What is expected – Every record must be restated exactly. Drop the images.

++++

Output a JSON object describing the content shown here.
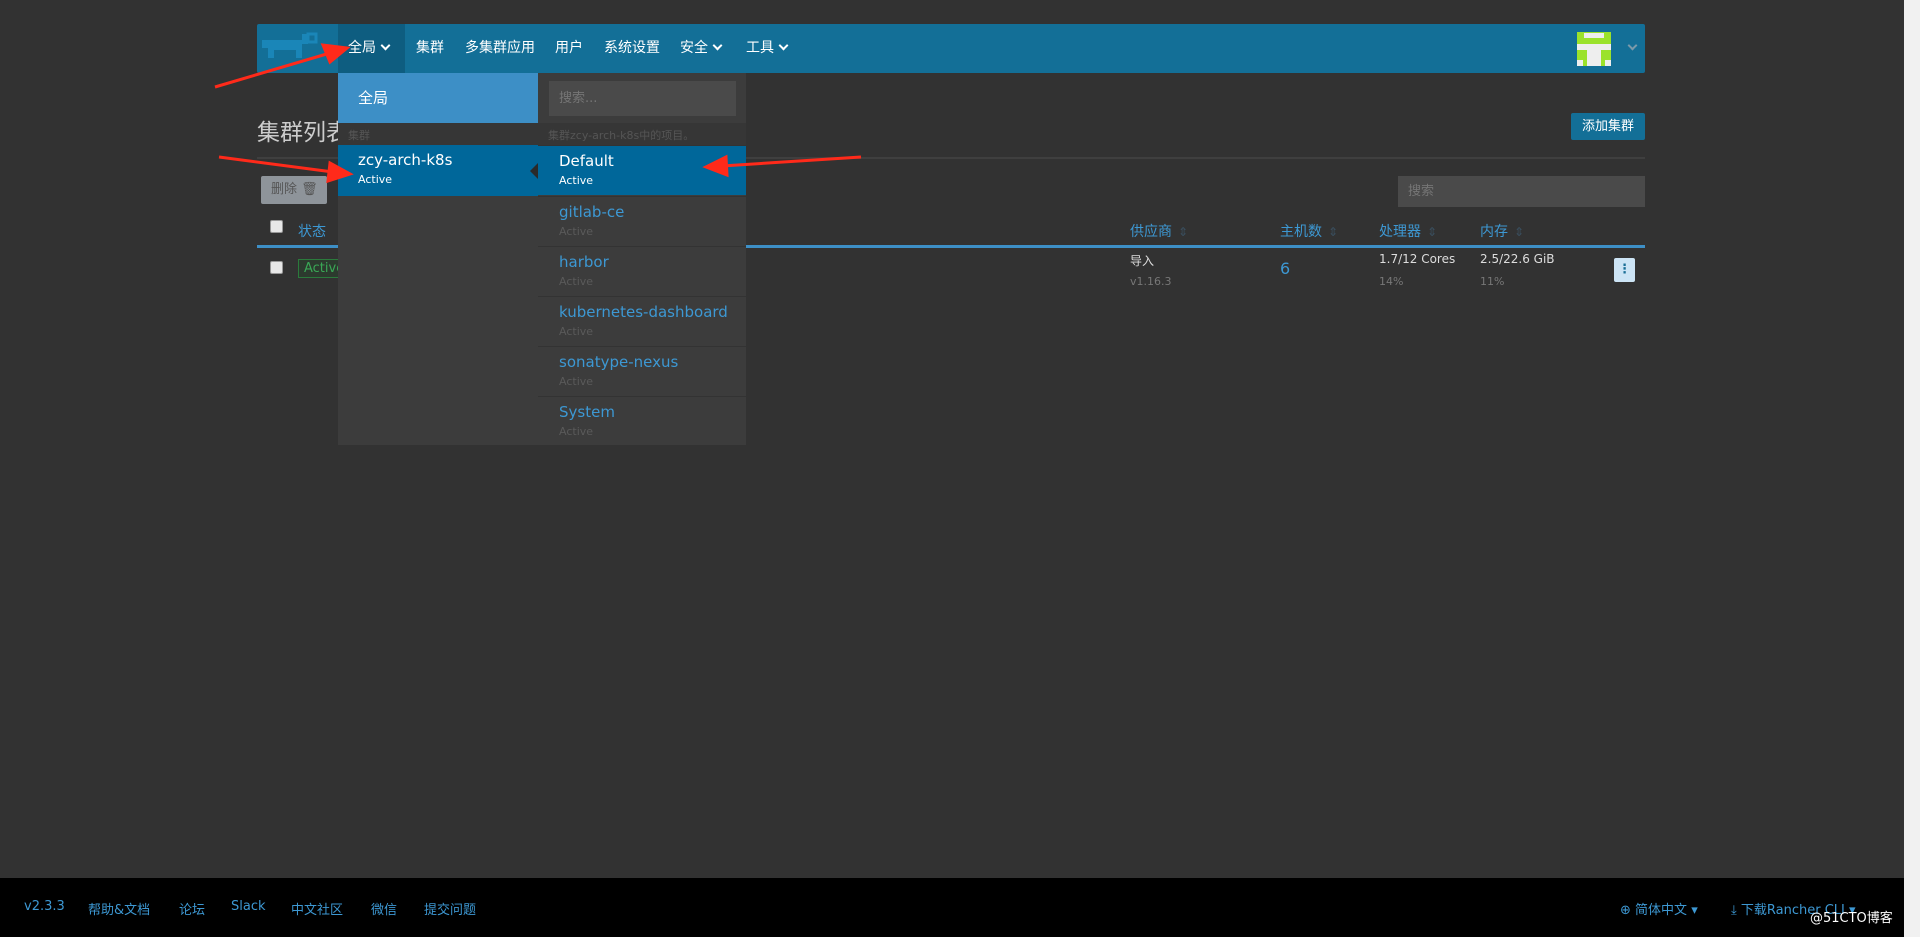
{
  "nav": {
    "items": [
      {
        "label": "全局",
        "icon": "chevron-down-icon"
      },
      {
        "label": "集群"
      },
      {
        "label": "多集群应用"
      },
      {
        "label": "用户"
      },
      {
        "label": "系统设置"
      },
      {
        "label": "安全",
        "icon": "chevron-down-icon"
      },
      {
        "label": "工具",
        "icon": "chevron-down-icon"
      }
    ]
  },
  "page": {
    "title": "集群列表",
    "add_button": "添加集群",
    "delete_button": "删除",
    "search_placeholder": "搜索"
  },
  "table": {
    "headers": [
      "状态",
      "供应商",
      "主机数",
      "处理器",
      "内存"
    ],
    "rows": [
      {
        "state": "Active",
        "provider": "导入",
        "version": "v1.16.3",
        "nodes": "6",
        "cpu": "1.7/12 Cores",
        "cpu_pct": "14%",
        "mem": "2.5/22.6 GiB",
        "mem_pct": "11%"
      }
    ]
  },
  "dropdown": {
    "global": "全局",
    "search_placeholder": "搜索...",
    "cluster_header": "集群",
    "project_header": "集群zcy-arch-k8s中的项目。",
    "cluster": {
      "name": "zcy-arch-k8s",
      "state": "Active"
    },
    "projects": [
      {
        "name": "Default",
        "state": "Active",
        "selected": true
      },
      {
        "name": "gitlab-ce",
        "state": "Active"
      },
      {
        "name": "harbor",
        "state": "Active"
      },
      {
        "name": "kubernetes-dashboard",
        "state": "Active"
      },
      {
        "name": "sonatype-nexus",
        "state": "Active"
      },
      {
        "name": "System",
        "state": "Active"
      }
    ]
  },
  "footer": {
    "links": [
      "v2.3.3",
      "帮助&文档",
      "论坛",
      "Slack",
      "中文社区",
      "微信",
      "提交问题"
    ],
    "language": "简体中文",
    "download": "下载Rancher CLI"
  },
  "watermark": "@51CTO博客",
  "colors": {
    "navbar": "#136f97",
    "accent": "#3d98d3",
    "selected": "#00679a",
    "annotation": "#ff2a1a"
  }
}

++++

Output for this task –
Output a JSON object describing the content shown here.
{
  "nav": {
    "items": [
      {
        "label": "全局",
        "icon": "chevron-down-icon"
      },
      {
        "label": "集群"
      },
      {
        "label": "多集群应用"
      },
      {
        "label": "用户"
      },
      {
        "label": "系统设置"
      },
      {
        "label": "安全",
        "icon": "chevron-down-icon"
      },
      {
        "label": "工具",
        "icon": "chevron-down-icon"
      }
    ]
  },
  "page": {
    "title": "集群列表",
    "add_button": "添加集群",
    "delete_button": "删除",
    "search_placeholder": "搜索"
  },
  "table": {
    "headers": [
      "状态",
      "供应商",
      "主机数",
      "处理器",
      "内存"
    ],
    "rows": [
      {
        "state": "Active",
        "provider": "导入",
        "version": "v1.16.3",
        "nodes": "6",
        "cpu": "1.7/12 Cores",
        "cpu_pct": "14%",
        "mem": "2.5/22.6 GiB",
        "mem_pct": "11%"
      }
    ]
  },
  "dropdown": {
    "global": "全局",
    "search_placeholder": "搜索...",
    "cluster_header": "集群",
    "project_header": "集群zcy-arch-k8s中的项目。",
    "cluster": {
      "name": "zcy-arch-k8s",
      "state": "Active"
    },
    "projects": [
      {
        "name": "Default",
        "state": "Active",
        "selected": true
      },
      {
        "name": "gitlab-ce",
        "state": "Active"
      },
      {
        "name": "harbor",
        "state": "Active"
      },
      {
        "name": "kubernetes-dashboard",
        "state": "Active"
      },
      {
        "name": "sonatype-nexus",
        "state": "Active"
      },
      {
        "name": "System",
        "state": "Active"
      }
    ]
  },
  "footer": {
    "links": [
      "v2.3.3",
      "帮助&文档",
      "论坛",
      "Slack",
      "中文社区",
      "微信",
      "提交问题"
    ],
    "language": "简体中文",
    "download": "下载Rancher CLI"
  },
  "watermark": "@51CTO博客",
  "colors": {
    "navbar": "#136f97",
    "accent": "#3d98d3",
    "selected": "#00679a",
    "annotation": "#ff2a1a"
  }
}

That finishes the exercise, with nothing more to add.